For Zimbabwe the PayPal glass remains half full or half empty depending on the type and level of inconvenience this may be causing you.
What could possibly be hindering PayPal from offering the full service to Zimbabwe?
PayPal is notoriously tight-lipped it’s not as easy to get an explanation on things (my email to them had not been responded to by the time we had published this post, if they do I will update).
So we can only learn from their operational patterns, previous public statements and personal experience to analyse how they think. It appears activating full PayPal features for a particular market is depended on the market’s central bank regulations and PayPal policy itself.
Of the two, the latter is over-powering. PayPal prides itself of being “the safer, easier way to pay and get paid online”. This means safety and ease of use is right on the leading edge and therefore the company’s most guarded goal post.
This also means markets that cannot guarantee safety and ease of paying and getting paid are not worthy to receive full features but can only be consumers (make outgoing payments) as is the case with Zimbabwe.

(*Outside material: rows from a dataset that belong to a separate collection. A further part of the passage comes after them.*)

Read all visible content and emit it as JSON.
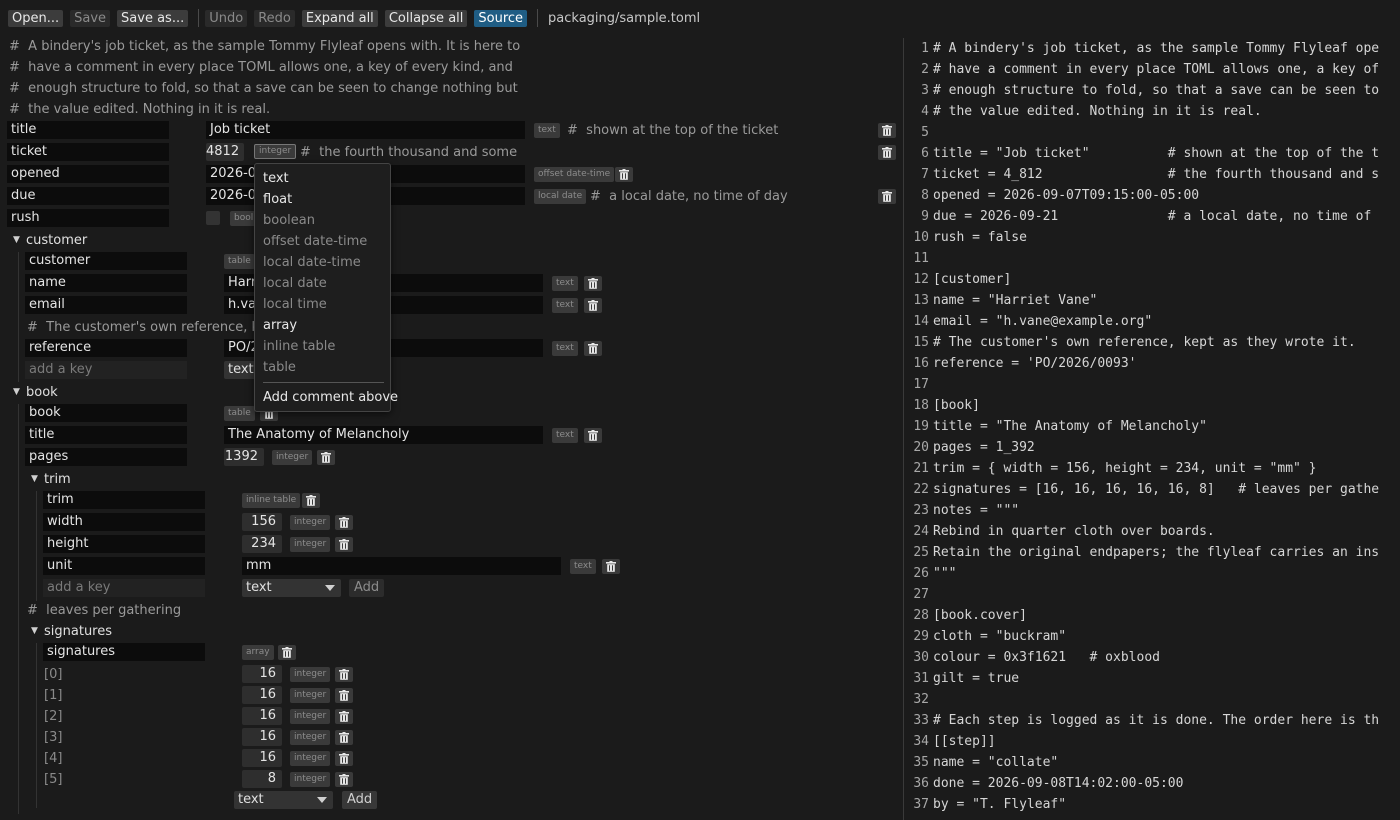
{
  "toolbar": {
    "open": "Open...",
    "save": "Save",
    "save_as": "Save as...",
    "undo": "Undo",
    "redo": "Redo",
    "expand_all": "Expand all",
    "collapse_all": "Collapse all",
    "source": "Source",
    "path": "packaging/sample.toml"
  },
  "editor": {
    "header_comments": [
      "A bindery's job ticket, as the sample Tommy Flyleaf opens with. It is here to",
      "have a comment in every place TOML allows one, a key of every kind, and",
      "enough structure to fold, so that a save can be seen to change nothing but",
      "the value edited. Nothing in it is real."
    ],
    "title": {
      "key": "title",
      "value": "Job ticket",
      "type": "text",
      "comment": "shown at the top of the ticket"
    },
    "ticket": {
      "key": "ticket",
      "value": "4812",
      "type": "integer",
      "comment": "the fourth thousand and some"
    },
    "opened": {
      "key": "opened",
      "value": "2026-09",
      "type": "offset date-time"
    },
    "due": {
      "key": "due",
      "value": "2026-09",
      "type": "local date",
      "comment": "a local date, no time of day"
    },
    "rush": {
      "key": "rush",
      "type": "bool"
    },
    "customer": {
      "section": "customer",
      "row": {
        "key": "customer",
        "type": "table"
      },
      "name": {
        "key": "name",
        "value": "Harr",
        "type": "text"
      },
      "email": {
        "key": "email",
        "value": "h.van",
        "type": "text"
      },
      "comment": "The customer's own reference, kept",
      "reference": {
        "key": "reference",
        "value": "PO/2",
        "type": "text"
      },
      "add_placeholder": "add a key",
      "add_type": "text"
    },
    "book": {
      "section": "book",
      "row": {
        "key": "book",
        "type": "table"
      },
      "title": {
        "key": "title",
        "value": "The Anatomy of Melancholy",
        "type": "text"
      },
      "pages": {
        "key": "pages",
        "value": "1392",
        "type": "integer"
      },
      "trim": {
        "section": "trim",
        "row": {
          "key": "trim",
          "type": "inline table"
        },
        "width": {
          "key": "width",
          "value": "156",
          "type": "integer"
        },
        "height": {
          "key": "height",
          "value": "234",
          "type": "integer"
        },
        "unit": {
          "key": "unit",
          "value": "mm",
          "type": "text"
        },
        "add_placeholder": "add a key",
        "add_type": "text",
        "add_button": "Add"
      },
      "signatures_comment": "leaves per gathering",
      "signatures": {
        "section": "signatures",
        "row": {
          "key": "signatures",
          "type": "array"
        },
        "items": [
          {
            "index": "[0]",
            "value": "16",
            "type": "integer"
          },
          {
            "index": "[1]",
            "value": "16",
            "type": "integer"
          },
          {
            "index": "[2]",
            "value": "16",
            "type": "integer"
          },
          {
            "index": "[3]",
            "value": "16",
            "type": "integer"
          },
          {
            "index": "[4]",
            "value": "16",
            "type": "integer"
          },
          {
            "index": "[5]",
            "value": "8",
            "type": "integer"
          }
        ],
        "add_type": "text",
        "add_button": "Add"
      }
    }
  },
  "menu": {
    "items": [
      {
        "label": "text",
        "enabled": true
      },
      {
        "label": "float",
        "enabled": true
      },
      {
        "label": "boolean",
        "enabled": false
      },
      {
        "label": "offset date-time",
        "enabled": false
      },
      {
        "label": "local date-time",
        "enabled": false
      },
      {
        "label": "local date",
        "enabled": false
      },
      {
        "label": "local time",
        "enabled": false
      },
      {
        "label": "array",
        "enabled": true
      },
      {
        "label": "inline table",
        "enabled": false
      },
      {
        "label": "table",
        "enabled": false
      }
    ],
    "comment_item": "Add comment above"
  },
  "source": {
    "lines": [
      {
        "n": "1",
        "text": "# A bindery's job ticket, as the sample Tommy Flyleaf ope"
      },
      {
        "n": "2",
        "text": "# have a comment in every place TOML allows one, a key of"
      },
      {
        "n": "3",
        "text": "# enough structure to fold, so that a save can be seen to"
      },
      {
        "n": "4",
        "text": "# the value edited. Nothing in it is real."
      },
      {
        "n": "5",
        "text": ""
      },
      {
        "n": "6",
        "text": "title = \"Job ticket\"          # shown at the top of the t"
      },
      {
        "n": "7",
        "text": "ticket = 4_812                # the fourth thousand and s"
      },
      {
        "n": "8",
        "text": "opened = 2026-09-07T09:15:00-05:00"
      },
      {
        "n": "9",
        "text": "due = 2026-09-21              # a local date, no time of"
      },
      {
        "n": "10",
        "text": "rush = false"
      },
      {
        "n": "11",
        "text": ""
      },
      {
        "n": "12",
        "text": "[customer]"
      },
      {
        "n": "13",
        "text": "name = \"Harriet Vane\""
      },
      {
        "n": "14",
        "text": "email = \"h.vane@example.org\""
      },
      {
        "n": "15",
        "text": "# The customer's own reference, kept as they wrote it."
      },
      {
        "n": "16",
        "text": "reference = 'PO/2026/0093'"
      },
      {
        "n": "17",
        "text": ""
      },
      {
        "n": "18",
        "text": "[book]"
      },
      {
        "n": "19",
        "text": "title = \"The Anatomy of Melancholy\""
      },
      {
        "n": "20",
        "text": "pages = 1_392"
      },
      {
        "n": "21",
        "text": "trim = { width = 156, height = 234, unit = \"mm\" }"
      },
      {
        "n": "22",
        "text": "signatures = [16, 16, 16, 16, 16, 8]   # leaves per gathe"
      },
      {
        "n": "23",
        "text": "notes = \"\"\""
      },
      {
        "n": "24",
        "text": "Rebind in quarter cloth over boards."
      },
      {
        "n": "25",
        "text": "Retain the original endpapers; the flyleaf carries an ins"
      },
      {
        "n": "26",
        "text": "\"\"\""
      },
      {
        "n": "27",
        "text": ""
      },
      {
        "n": "28",
        "text": "[book.cover]"
      },
      {
        "n": "29",
        "text": "cloth = \"buckram\""
      },
      {
        "n": "30",
        "text": "colour = 0x3f1621   # oxblood"
      },
      {
        "n": "31",
        "text": "gilt = true"
      },
      {
        "n": "32",
        "text": ""
      },
      {
        "n": "33",
        "text": "# Each step is logged as it is done. The order here is th"
      },
      {
        "n": "34",
        "text": "[[step]]"
      },
      {
        "n": "35",
        "text": "name = \"collate\""
      },
      {
        "n": "36",
        "text": "done = 2026-09-08T14:02:00-05:00"
      },
      {
        "n": "37",
        "text": "by = \"T. Flyleaf\""
      }
    ]
  }
}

Allowing risky countries to send money and not receive guarantees safety and ease of doing business within the PayPal ecosystem.
What are the implications of the current cash crisis on PayPal in Zimbabwe?
My analysis leads me to conclude that the depth and width of the current cash crisis is a big issue for PayPal in Zimbabwe, at least as it pertains receiving funds and operating merchant accounts.
In fact, we may have just kicked ourselves some years down the road away from full PayPal functionality that much of the world has long enjoyed.
It all begins here when PayPal makes this promise to the buyer:-
We understand that sometimes things don’t arrive as planned. So if an eligible item you’ve purchased online doesn’t arrive or arrives significantly different to the seller’s description, we can reimburse you for the full purchase price plus shipping costs, up to $20,000 per item.
This, in other words, is part of PayPal’s flagship and strictly implemented Buyer Protection programme.
At the moment with badly depleted and depleting Nostro accounts, Zimbabwean banks are hardly able to dance in sync with this essential PayPal requirement.
If PayPal allowed Zimbabwean account holders to operate merchant accounts, should something go wrong, as it will, with a transaction be it fraud or lack of delivery of a promised good or service, PayPal would be unable to recover that amount and that would be bad for their business.
Poorly funded Nostro accounts is also the reason behind local banks switching off or limiting card use for cash withdrawals via ATM when abroad, for example.
So the cash crises and overall financial market confusion is our undoing as it relates to PayPal.
If you have anything to add or that I may have overlooked in this update please drop it in the comments.